    • The university recently learned that individual, or reflex, testing, is not yet available at Upstate.  
    • Students who test this week and are in a positive pool will therefore be asked Student Health Services for a traditional nasal swab test. Any employees in a positive pool will be provided additional direction by human resources for the individual test.  We are hopeful this additional step will not be needed after this week.  
  • As we ramp up testing, we expect to discover more cases of COVID infection. Rising numbers could adversely impact our on-campus quarantine and isolation capacity before the 100-case threshold is reached. Although we have access to more than 100 quarantine or isolation beds, many of those rooms are in four-bed suites and currently accommodate only one person, making the university much closer to capacity than it appears. As the need grows, SUNY Cortland may need to:
    • Consolidate people who are isolated because of a positive test in the same apartment, even though they may not know each other.  
    • People who are quarantined on campus because they have had close contact with someone who tested positive may already be lodged together if they share the same connection. Eventually, we may need to start housing people in preventative quarantine together regardless of their connection.  
    • You are considered a close contact of a person if you have been within six feet of them for longer than 15 minutes within two days of their testing positive or developing symptoms. Simply being in the same classroom, for example, probably does not make you a close contact.  

       
  • Students in quarantine on the order of the Cortland County Health Department MUST follow all rules. It is not a suggestion: It is a LAW. 
    • In addition to county and university disciplinary action, ignoring quarantine requirements could spread the disease, sickening - and possibly killing - people who may be more at risk for illness than asymptomatic or slightly symptomatic students.   
    • Quarantined or isolated students should not leave their apartment, go to campus or visit a store until their specified time period is up.  
    • Quarantined or isolated students should not allow visitors or gatherings in their residence. 
       
  • All students MUST respond to messages from New York State Health Department contact tracers. 
    • Students who ignore phone calls, text messages or other attempts to reach them will face disciplinary action by the local health department and the university.  
    • All information collected by a contact tracer will be strictly confidential and treated as a private medical record. No contact tracer will ever ask you for a social security number or financial information.
       
  • As most SUNY Cortland students understand, the best way to avoid a shift to studying in place is by acting to stem the spread of the virus, thereby preventing the university from reaching the 100-case mark. Although compliance on campus has been very good, there appears to be significantly less compliance among off-campus students.  
    • All students must continue to avoid groups, physically distance, wear face coverings and wash or sanitize hands frequently, especially when they are off campus and into the community.  
    • Disregarding these and other guidelines not only endangers the health of other students, faculty and members of the Cortland community.
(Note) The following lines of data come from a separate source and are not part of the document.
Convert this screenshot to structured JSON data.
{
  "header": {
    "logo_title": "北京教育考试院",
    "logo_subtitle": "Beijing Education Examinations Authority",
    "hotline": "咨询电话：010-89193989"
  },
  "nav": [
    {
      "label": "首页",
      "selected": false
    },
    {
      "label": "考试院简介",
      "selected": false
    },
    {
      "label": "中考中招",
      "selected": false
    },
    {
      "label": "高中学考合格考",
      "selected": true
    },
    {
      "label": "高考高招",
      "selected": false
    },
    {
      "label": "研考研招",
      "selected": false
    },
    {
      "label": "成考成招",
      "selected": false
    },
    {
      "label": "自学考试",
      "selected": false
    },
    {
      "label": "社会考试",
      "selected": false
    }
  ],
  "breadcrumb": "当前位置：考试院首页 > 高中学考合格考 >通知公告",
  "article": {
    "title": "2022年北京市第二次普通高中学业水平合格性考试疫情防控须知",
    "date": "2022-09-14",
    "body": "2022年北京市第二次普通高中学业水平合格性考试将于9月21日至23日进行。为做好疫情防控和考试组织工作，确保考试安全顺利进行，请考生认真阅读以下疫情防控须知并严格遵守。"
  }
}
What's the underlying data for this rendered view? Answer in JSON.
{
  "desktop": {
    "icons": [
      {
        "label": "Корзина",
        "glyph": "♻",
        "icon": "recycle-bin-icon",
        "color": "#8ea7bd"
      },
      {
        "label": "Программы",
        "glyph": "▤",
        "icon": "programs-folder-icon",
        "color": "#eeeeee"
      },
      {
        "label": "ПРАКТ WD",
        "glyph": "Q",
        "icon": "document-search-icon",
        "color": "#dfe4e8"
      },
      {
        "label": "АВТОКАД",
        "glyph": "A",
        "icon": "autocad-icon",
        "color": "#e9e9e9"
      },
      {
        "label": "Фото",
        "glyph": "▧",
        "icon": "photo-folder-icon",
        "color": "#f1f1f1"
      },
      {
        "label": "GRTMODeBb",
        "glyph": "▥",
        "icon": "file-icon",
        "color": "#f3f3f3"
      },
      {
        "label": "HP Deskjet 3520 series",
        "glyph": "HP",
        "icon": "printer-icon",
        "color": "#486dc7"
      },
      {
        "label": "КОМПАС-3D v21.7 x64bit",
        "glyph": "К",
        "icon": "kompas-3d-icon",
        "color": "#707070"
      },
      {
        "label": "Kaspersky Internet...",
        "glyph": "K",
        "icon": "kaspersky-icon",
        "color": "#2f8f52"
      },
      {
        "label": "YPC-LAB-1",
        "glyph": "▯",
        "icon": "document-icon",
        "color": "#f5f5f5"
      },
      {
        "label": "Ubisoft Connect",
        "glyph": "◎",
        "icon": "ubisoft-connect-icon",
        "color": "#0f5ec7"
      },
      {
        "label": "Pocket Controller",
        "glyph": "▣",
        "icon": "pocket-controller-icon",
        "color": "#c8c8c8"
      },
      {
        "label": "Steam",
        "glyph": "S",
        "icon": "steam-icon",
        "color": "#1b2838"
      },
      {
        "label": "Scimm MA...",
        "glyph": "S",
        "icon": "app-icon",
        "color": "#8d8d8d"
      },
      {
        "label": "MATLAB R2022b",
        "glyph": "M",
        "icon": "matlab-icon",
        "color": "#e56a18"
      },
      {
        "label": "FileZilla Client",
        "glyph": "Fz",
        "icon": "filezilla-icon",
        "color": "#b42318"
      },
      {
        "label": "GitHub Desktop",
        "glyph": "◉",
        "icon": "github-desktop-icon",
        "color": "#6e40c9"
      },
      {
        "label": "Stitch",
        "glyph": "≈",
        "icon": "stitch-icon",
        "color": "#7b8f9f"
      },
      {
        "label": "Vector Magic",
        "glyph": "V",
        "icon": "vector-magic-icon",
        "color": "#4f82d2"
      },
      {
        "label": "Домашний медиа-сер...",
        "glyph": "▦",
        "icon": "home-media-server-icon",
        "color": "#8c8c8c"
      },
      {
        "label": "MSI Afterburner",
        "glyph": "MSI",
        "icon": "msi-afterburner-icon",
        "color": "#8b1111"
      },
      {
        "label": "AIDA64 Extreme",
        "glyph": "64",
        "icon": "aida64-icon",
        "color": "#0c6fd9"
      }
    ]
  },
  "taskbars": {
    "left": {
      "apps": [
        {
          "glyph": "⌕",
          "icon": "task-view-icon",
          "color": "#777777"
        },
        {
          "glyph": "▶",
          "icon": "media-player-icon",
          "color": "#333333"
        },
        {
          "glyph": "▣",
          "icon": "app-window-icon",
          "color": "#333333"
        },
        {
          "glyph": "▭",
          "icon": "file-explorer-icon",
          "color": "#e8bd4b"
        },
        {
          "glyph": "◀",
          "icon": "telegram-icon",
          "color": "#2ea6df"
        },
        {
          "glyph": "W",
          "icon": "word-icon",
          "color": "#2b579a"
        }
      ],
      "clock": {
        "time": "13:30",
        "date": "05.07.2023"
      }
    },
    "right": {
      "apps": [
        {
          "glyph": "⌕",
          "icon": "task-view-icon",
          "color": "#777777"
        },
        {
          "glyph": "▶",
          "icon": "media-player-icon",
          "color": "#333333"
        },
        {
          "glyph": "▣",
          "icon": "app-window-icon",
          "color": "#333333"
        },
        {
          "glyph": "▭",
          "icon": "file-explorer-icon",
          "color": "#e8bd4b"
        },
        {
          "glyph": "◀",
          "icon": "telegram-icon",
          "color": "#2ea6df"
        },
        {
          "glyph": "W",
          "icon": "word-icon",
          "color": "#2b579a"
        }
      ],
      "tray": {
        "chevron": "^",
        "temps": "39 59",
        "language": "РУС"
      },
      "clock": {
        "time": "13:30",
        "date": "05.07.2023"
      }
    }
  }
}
It threatens student careers. SUNY Cortland has already suspended students for serious or repeated violations and will continue to do so.  This is a potentially life-or-death issue. Violators will find little sympathy at SUNY Cortland.  


More News

President urges students to have a safe Halloween

President urges students to have a safe Halloween

President Bitterbaum offers suggestions to students on ways they can have a fun Halloween.


Christian, Muslim and Jewish reps to speak

Christian, Muslim and Jewish reps to speak

The trio will make a case for people of different faiths to seek mutual understanding.


Scholarship rewards civic engagement

Scholarship rewards civic engagement

Few have applied, yet five hefty $2,000 awards for 2020-21 expire Friday.


Campus holds Blackout March for Justice

Campus holds Blackout March for Justice

Members met for a virtual march as they aimed for a brighter future.


Diversity posters come to campus

Diversity posters come to campus

New artwork lets 25 campus community members tell their stories.


Cortland plans global literacy conference

Cortland plans global literacy conference

Egypt's minister of education and technology will speak at the event on advances in remote education.


President offers advice on how to stay active

President offers advice on how to stay active

President Bitterbaum reminds students they have many options to stay active.


Language professor “walks the talk” with students

Language professor “walks the talk” with students

Shena Salvato models effective ways to teach English as a new language in the online classroom.


SEFA kicks off 2020-21 campaign via email

SEFA kicks off 2020-21 campaign via email

SUNY Cortland employees are encouraged to pledge support by Friday, Nov. 6


Mental health resources available for students

Mental health resources available for students

Students have many options when it comes to self-care.